This past Saturday, we lost one of the fathers of modern day surfing. Hawaiian surfing giant Montgomery "Buttons" Kaluhiokalani passed away in California due to complications from lung cancer at the age of 54. Buttons is revered as one of the most dynamic surfers from the big island, with a heart as big as the island itself.
Born in Honolulu, Hawaii in 1959, he was the son of an African-American military man and a Hawaiian mother. He caught his first wave in Waikiki at the age of seven, and never stopped shredding.
Growing up on the North Shore, his natural prowess and bold style began to turn heads in the surf community. Buttons, along with Hawaiian surfers Mark Liddel and Reno Abellira, began a movement of spins and cuts in waves that mirrored the skate films of their time, and had never been seen in the water before. Their progressive moves helped shape surfing into what it is today.
Unfortunately, Buttons' acclaim as a surfer was severely shadowed by drug use. He told the world of his heroin addiction in a YouTube video in 2007. "My surfing fell to the wayside," Buttons confessed in the video. "My marriage and family fell to the wayside. I got lost in my own disease."

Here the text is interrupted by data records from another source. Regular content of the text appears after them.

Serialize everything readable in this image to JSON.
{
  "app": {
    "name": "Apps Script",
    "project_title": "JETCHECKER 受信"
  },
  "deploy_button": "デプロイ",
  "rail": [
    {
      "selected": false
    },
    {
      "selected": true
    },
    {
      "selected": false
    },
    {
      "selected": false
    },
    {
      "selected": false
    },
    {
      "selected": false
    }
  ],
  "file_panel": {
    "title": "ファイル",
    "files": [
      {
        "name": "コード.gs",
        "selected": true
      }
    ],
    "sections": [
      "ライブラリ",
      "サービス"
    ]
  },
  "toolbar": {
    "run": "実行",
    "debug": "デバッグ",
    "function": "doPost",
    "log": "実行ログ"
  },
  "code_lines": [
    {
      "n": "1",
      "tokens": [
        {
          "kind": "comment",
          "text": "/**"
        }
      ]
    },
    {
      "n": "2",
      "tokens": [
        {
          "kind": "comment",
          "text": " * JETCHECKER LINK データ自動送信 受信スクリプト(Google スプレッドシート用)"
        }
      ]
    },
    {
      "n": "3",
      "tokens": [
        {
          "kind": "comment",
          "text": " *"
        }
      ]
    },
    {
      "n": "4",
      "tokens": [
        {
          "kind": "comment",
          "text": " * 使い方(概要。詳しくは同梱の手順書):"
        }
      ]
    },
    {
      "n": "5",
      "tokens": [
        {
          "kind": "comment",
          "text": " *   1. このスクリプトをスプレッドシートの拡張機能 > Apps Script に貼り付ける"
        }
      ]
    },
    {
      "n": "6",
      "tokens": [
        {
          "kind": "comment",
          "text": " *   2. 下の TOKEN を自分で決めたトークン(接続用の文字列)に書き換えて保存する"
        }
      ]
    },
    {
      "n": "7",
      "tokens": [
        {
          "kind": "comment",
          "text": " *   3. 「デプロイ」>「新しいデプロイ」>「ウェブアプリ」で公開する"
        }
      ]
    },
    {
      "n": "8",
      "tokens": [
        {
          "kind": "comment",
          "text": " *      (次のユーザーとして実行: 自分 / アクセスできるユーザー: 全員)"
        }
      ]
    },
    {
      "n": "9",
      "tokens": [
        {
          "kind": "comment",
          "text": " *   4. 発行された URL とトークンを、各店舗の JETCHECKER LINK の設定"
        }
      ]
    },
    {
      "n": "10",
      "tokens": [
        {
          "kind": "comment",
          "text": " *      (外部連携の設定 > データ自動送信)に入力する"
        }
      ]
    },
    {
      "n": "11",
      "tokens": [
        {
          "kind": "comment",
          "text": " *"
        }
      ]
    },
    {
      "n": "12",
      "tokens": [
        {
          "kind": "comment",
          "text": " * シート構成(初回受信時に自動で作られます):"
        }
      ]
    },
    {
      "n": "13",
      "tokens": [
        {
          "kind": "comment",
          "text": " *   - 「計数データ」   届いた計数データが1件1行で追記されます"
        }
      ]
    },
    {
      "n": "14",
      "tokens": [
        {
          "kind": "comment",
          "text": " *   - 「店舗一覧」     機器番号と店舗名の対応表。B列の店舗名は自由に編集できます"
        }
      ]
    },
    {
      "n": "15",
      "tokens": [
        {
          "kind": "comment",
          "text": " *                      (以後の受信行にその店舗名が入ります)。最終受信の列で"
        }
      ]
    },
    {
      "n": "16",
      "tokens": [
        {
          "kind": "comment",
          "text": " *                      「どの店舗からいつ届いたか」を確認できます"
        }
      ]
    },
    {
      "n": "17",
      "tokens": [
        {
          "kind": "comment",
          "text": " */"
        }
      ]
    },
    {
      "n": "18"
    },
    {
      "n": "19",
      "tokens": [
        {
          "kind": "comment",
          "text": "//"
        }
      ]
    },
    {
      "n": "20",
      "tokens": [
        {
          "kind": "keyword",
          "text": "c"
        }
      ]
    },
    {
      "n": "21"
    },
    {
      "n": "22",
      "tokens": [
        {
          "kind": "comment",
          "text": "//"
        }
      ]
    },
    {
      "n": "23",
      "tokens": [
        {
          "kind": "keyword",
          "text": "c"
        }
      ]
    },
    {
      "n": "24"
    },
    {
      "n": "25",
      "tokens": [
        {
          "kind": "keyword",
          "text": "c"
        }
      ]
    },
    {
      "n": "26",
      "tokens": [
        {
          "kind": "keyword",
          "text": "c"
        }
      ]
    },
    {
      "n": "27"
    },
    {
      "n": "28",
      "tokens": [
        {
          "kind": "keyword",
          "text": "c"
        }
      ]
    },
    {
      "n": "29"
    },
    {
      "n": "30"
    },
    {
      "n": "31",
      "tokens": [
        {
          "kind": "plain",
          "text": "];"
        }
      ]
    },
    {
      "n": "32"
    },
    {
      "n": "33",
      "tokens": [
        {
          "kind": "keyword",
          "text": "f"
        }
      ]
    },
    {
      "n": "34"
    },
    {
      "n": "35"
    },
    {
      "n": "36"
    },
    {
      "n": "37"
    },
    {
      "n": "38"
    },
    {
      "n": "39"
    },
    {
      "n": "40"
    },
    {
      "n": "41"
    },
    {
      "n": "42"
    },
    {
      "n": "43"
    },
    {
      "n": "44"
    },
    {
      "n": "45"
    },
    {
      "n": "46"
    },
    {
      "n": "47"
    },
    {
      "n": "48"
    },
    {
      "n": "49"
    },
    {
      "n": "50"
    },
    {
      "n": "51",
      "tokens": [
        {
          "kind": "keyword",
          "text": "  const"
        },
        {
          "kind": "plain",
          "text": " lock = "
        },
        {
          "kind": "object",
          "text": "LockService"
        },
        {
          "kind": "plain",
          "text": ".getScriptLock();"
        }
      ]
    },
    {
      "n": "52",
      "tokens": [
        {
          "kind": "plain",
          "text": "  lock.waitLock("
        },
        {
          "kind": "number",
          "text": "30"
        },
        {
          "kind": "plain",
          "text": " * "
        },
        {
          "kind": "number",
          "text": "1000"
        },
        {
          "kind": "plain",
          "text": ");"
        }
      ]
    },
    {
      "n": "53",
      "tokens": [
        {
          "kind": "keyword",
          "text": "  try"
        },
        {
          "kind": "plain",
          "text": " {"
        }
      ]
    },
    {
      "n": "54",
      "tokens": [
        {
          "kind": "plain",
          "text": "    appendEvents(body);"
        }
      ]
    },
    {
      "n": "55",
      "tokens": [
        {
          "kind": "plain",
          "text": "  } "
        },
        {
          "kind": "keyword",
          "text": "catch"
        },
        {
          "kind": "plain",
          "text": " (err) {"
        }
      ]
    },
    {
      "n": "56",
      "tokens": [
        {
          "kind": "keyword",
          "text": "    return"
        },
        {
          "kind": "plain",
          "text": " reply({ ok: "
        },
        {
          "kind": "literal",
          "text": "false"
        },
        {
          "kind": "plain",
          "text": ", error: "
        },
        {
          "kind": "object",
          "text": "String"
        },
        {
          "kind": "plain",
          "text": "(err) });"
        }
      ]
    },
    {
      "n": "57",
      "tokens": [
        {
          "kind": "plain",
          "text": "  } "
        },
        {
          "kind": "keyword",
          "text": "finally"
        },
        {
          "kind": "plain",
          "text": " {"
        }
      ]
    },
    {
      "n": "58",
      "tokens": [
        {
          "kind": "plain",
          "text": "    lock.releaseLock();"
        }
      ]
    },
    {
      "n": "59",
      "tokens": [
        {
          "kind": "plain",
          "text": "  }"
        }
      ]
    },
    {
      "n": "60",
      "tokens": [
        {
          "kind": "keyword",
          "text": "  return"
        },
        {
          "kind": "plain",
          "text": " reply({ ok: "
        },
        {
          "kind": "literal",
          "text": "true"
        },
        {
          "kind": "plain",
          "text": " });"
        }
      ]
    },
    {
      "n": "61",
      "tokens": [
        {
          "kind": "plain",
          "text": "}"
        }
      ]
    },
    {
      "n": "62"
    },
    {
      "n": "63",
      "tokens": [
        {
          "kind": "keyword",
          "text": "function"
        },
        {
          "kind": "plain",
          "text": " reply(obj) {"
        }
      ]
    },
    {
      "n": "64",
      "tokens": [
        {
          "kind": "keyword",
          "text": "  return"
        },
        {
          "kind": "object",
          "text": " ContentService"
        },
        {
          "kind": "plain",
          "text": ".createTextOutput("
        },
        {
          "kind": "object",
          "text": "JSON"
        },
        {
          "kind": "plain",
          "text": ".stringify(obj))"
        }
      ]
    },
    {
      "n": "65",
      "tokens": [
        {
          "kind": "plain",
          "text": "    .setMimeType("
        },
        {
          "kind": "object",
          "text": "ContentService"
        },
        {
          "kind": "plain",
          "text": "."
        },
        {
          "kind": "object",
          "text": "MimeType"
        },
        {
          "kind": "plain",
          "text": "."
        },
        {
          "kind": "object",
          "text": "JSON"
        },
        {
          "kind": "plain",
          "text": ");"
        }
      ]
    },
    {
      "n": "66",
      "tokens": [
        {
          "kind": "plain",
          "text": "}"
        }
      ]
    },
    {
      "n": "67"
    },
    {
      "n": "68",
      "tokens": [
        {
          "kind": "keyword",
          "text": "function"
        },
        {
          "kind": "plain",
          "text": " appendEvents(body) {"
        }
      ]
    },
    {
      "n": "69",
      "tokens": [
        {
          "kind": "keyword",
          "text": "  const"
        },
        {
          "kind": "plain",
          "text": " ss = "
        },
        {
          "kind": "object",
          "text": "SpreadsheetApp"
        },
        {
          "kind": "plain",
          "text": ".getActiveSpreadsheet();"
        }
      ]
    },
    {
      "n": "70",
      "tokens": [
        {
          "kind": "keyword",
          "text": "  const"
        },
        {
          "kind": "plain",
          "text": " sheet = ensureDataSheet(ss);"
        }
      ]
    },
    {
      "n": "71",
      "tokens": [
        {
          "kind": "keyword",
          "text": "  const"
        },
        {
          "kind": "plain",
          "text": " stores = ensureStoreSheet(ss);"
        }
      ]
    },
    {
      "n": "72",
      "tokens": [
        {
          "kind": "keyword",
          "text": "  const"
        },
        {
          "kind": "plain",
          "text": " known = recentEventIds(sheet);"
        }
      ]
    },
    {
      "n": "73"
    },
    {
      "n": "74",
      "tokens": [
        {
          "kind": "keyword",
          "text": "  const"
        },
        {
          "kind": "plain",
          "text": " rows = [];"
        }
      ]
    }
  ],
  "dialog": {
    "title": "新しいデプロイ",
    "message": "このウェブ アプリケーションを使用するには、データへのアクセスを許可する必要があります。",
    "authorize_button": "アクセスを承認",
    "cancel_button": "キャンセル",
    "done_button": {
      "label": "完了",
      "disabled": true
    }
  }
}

He picked himself up over the next few years, got sober and eventually became a spokesman for the clean lifestyle he was leading. He started Buttons Surf School back on the North Shore and this past June, he was given the Ocean of Possibilities Award to commend his work helping the disabled learn to surf. He is survived by his wife, Hiriata, his eight children and his nine grand-children.
Rest in peace, Buttons, and aloha.